John and the other canonical characters like Sherlock and Molly are deftly smoothed into their AU roles. For the most part, the political, social, and cultural beliefs and values they express and act on as English and Irish of the 1920s are blended skillfully with the traits of the BBC characters. Alterations to characters are made purposefully. For example, John is a not an officer or doctor in this fic, something that allows the author to play with class differences in England and in Ireland. Him not being a doctor is, more than once, subtly presented as a lack; something John could be, but never had the opportunity given his social class (several rungs below ACD's Watson for sure and maybe below BBC!John as well).
Of the many OCs, Eva stands out. Both Eva and Molly demonstrate the challenges of women living in Ireland during the troubles of the 1920s. They might support Irish independence, but the violence is personally painful, compelling them to look or hope for alternatives to the high costs of war. These women might risk themselves for Sherlock at different moments of the plot, but it is clear they have lives and concerns outside of Sherlock's Work.
Apart from the layered portrayals of major and minor characters, there is the vibrant sense of place throughout. From the bloody fields of the Continent near the end of WWI, to London and many locations in Ireland (primarily in and around Macroom), the scenery is beautifully rendered, often amplifying the mood of a particular scene. One of many examples is a cinematic rendering of the interior of the Honan Chapel on the grounds of University College in Cork, a setting that conveys the menace and mystery of what is facing John, before suddenly inspiring a brief moment of wonder and nostalgia:
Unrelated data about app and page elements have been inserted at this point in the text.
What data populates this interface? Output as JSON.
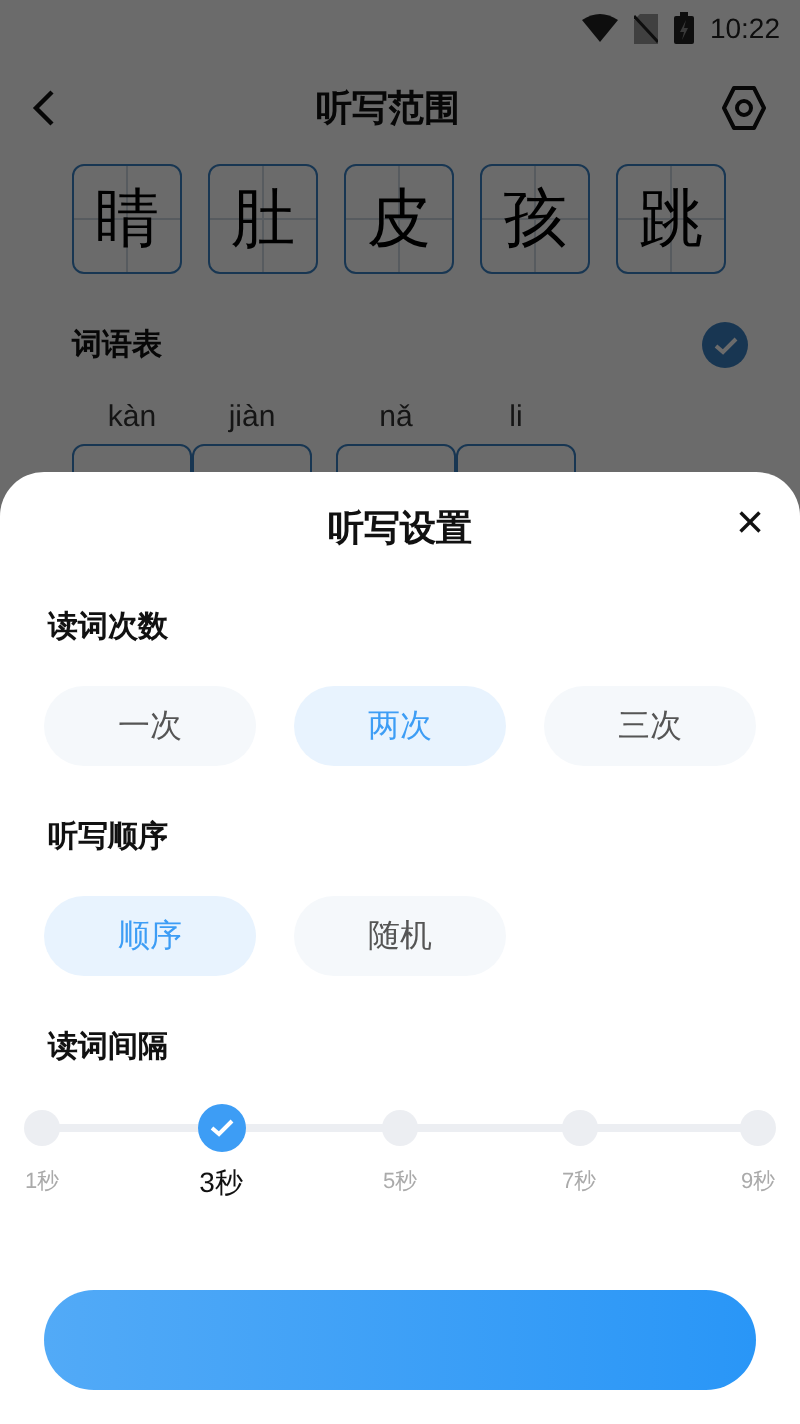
{
  "status_bar": {
    "time": "10:22"
  },
  "header": {
    "title": "听写范围"
  },
  "characters": [
    "睛",
    "肚",
    "皮",
    "孩",
    "跳"
  ],
  "word_list": {
    "label": "词语表",
    "checked": true,
    "words": [
      {
        "syllables": [
          "kàn",
          "jiàn"
        ]
      },
      {
        "syllables": [
          "nǎ",
          "li"
        ]
      }
    ]
  },
  "sheet": {
    "title": "听写设置",
    "close": "×",
    "sections": [
      {
        "kind": "pills",
        "label": "读词次数",
        "options": [
          {
            "label": "一次",
            "selected": false
          },
          {
            "label": "两次",
            "selected": true
          },
          {
            "label": "三次",
            "selected": false
          }
        ]
      },
      {
        "kind": "pills",
        "label": "听写顺序",
        "options": [
          {
            "label": "顺序",
            "selected": true
          },
          {
            "label": "随机",
            "selected": false
          }
        ]
      },
      {
        "kind": "steps",
        "label": "读词间隔",
        "options": [
          {
            "label": "1秒",
            "selected": false
          },
          {
            "label": "3秒",
            "selected": true
          },
          {
            "label": "5秒",
            "selected": false
          },
          {
            "label": "7秒",
            "selected": false
          },
          {
            "label": "9秒",
            "selected": false
          }
        ]
      }
    ]
  }
}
Scrubbing his hands through his hair, John looks around the small chapel once more. The weak candlelight barely penetrates the dark corners, its flickering light producing strange, monstrous shadows in the lurking depths. Bracing one hand on the pew, John hauls himself to his feet and makes his way to the wall. Thrusting the taper in front of him, he traces the walls with his hand as he surveys the perimeter, noting anything that could be used as a weapon: this heavy candelabra, that bible stand, the blunt granite edge of the font. The altar is bare but for an embroidered altar cloth; underneath is empty.
From the altar, John walks down the steps back into the nave, testing the stability of the pews as he passes down the centre aisle. Dead ahead, St Patrick in his emerald robes offers a benediction, while down each side of the nave saints less familiar pass judgement. Pausing in the middle of the aisle, his eye is captured by a brilliant column of blue, its deep tones blending to amethyst in the fading light, which leads to an imperious face with a sharp, beaked nose. But for the long mass of crimson curls, the face, with the haughty set of its eyes and the thrusting, stubborn chin, could be familiar. Some forgotten ancestor of Sherlock’s, perhaps? Amused, John steps closer, craning his neck to examine the details, when his eye focuses and he frowns.
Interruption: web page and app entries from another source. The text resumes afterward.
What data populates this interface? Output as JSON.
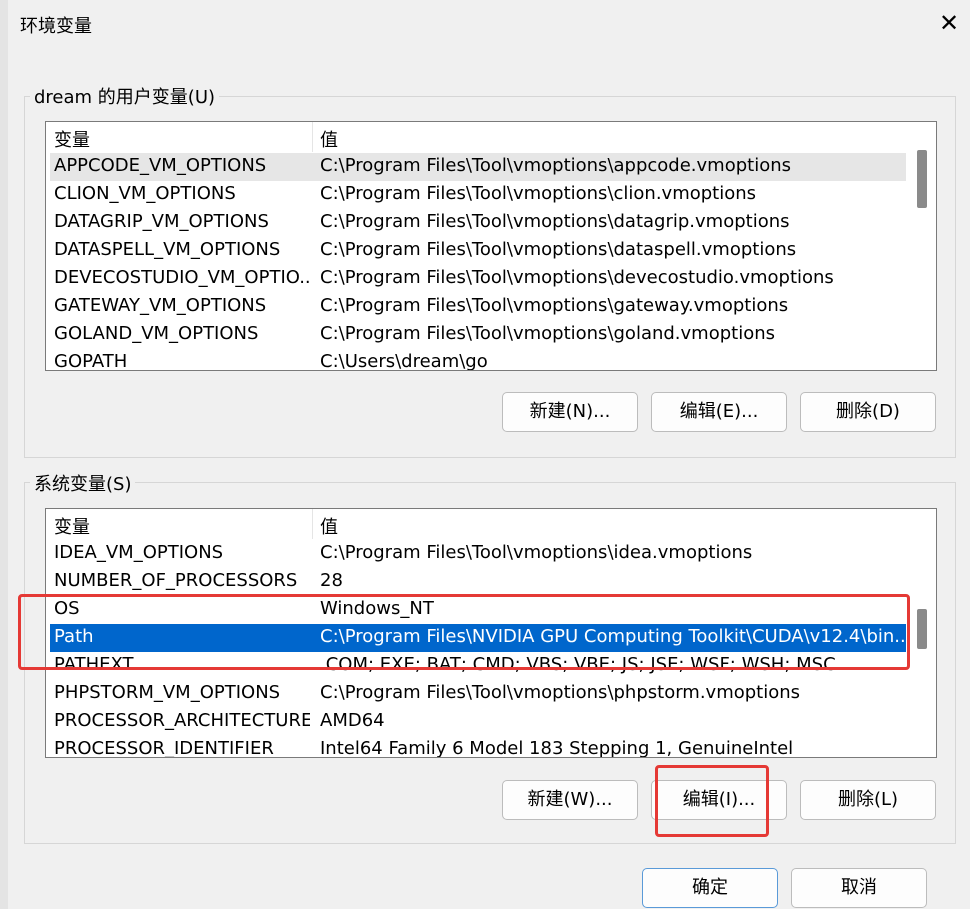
{
  "window": {
    "title": "环境变量",
    "close_glyph": "✕"
  },
  "user_vars": {
    "label": "dream 的用户变量(U)",
    "columns": [
      "变量",
      "值"
    ],
    "rows": [
      {
        "name": "APPCODE_VM_OPTIONS",
        "value": "C:\\Program Files\\Tool\\vmoptions\\appcode.vmoptions"
      },
      {
        "name": "CLION_VM_OPTIONS",
        "value": "C:\\Program Files\\Tool\\vmoptions\\clion.vmoptions"
      },
      {
        "name": "DATAGRIP_VM_OPTIONS",
        "value": "C:\\Program Files\\Tool\\vmoptions\\datagrip.vmoptions"
      },
      {
        "name": "DATASPELL_VM_OPTIONS",
        "value": "C:\\Program Files\\Tool\\vmoptions\\dataspell.vmoptions"
      },
      {
        "name": "DEVECOSTUDIO_VM_OPTIO...",
        "value": "C:\\Program Files\\Tool\\vmoptions\\devecostudio.vmoptions"
      },
      {
        "name": "GATEWAY_VM_OPTIONS",
        "value": "C:\\Program Files\\Tool\\vmoptions\\gateway.vmoptions"
      },
      {
        "name": "GOLAND_VM_OPTIONS",
        "value": "C:\\Program Files\\Tool\\vmoptions\\goland.vmoptions"
      },
      {
        "name": "GOPATH",
        "value": "C:\\Users\\dream\\go"
      }
    ],
    "buttons": {
      "new": "新建(N)...",
      "edit": "编辑(E)...",
      "delete": "删除(D)"
    }
  },
  "system_vars": {
    "label": "系统变量(S)",
    "columns": [
      "变量",
      "值"
    ],
    "rows": [
      {
        "name": "IDEA_VM_OPTIONS",
        "value": "C:\\Program Files\\Tool\\vmoptions\\idea.vmoptions"
      },
      {
        "name": "NUMBER_OF_PROCESSORS",
        "value": "28"
      },
      {
        "name": "OS",
        "value": "Windows_NT"
      },
      {
        "name": "Path",
        "value": "C:\\Program Files\\NVIDIA GPU Computing Toolkit\\CUDA\\v12.4\\bin..."
      },
      {
        "name": "PATHEXT",
        "value": ".COM;.EXE;.BAT;.CMD;.VBS;.VBE;.JS;.JSE;.WSF;.WSH;.MSC"
      },
      {
        "name": "PHPSTORM_VM_OPTIONS",
        "value": "C:\\Program Files\\Tool\\vmoptions\\phpstorm.vmoptions"
      },
      {
        "name": "PROCESSOR_ARCHITECTURE",
        "value": "AMD64"
      },
      {
        "name": "PROCESSOR_IDENTIFIER",
        "value": "Intel64 Family 6 Model 183 Stepping 1, GenuineIntel"
      }
    ],
    "buttons": {
      "new": "新建(W)...",
      "edit": "编辑(I)...",
      "delete": "删除(L)"
    }
  },
  "footer": {
    "ok": "确定",
    "cancel": "取消"
  },
  "colors": {
    "selection": "#0066cc",
    "highlight_box": "#e53935"
  }
}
Surrounding the figure, at feet and head, are sparkling, crimson bees, their wingspan the breadth of a man’s spread palm. In one hand, the figure holds a miniature of the chapel, formed from golden beeswax, and John is startlingly thrown back to the summer. To Sherlock’s outstretched thumb, coated in honey, to his caring hands on the hives. John’s laugh, when it breaks the silence, is hoarse, peculiar and cracked. Beekeepers, watching him.
I could go on and on about the many virtues of this lovingly crafted fic, but I urge you to see for yourself!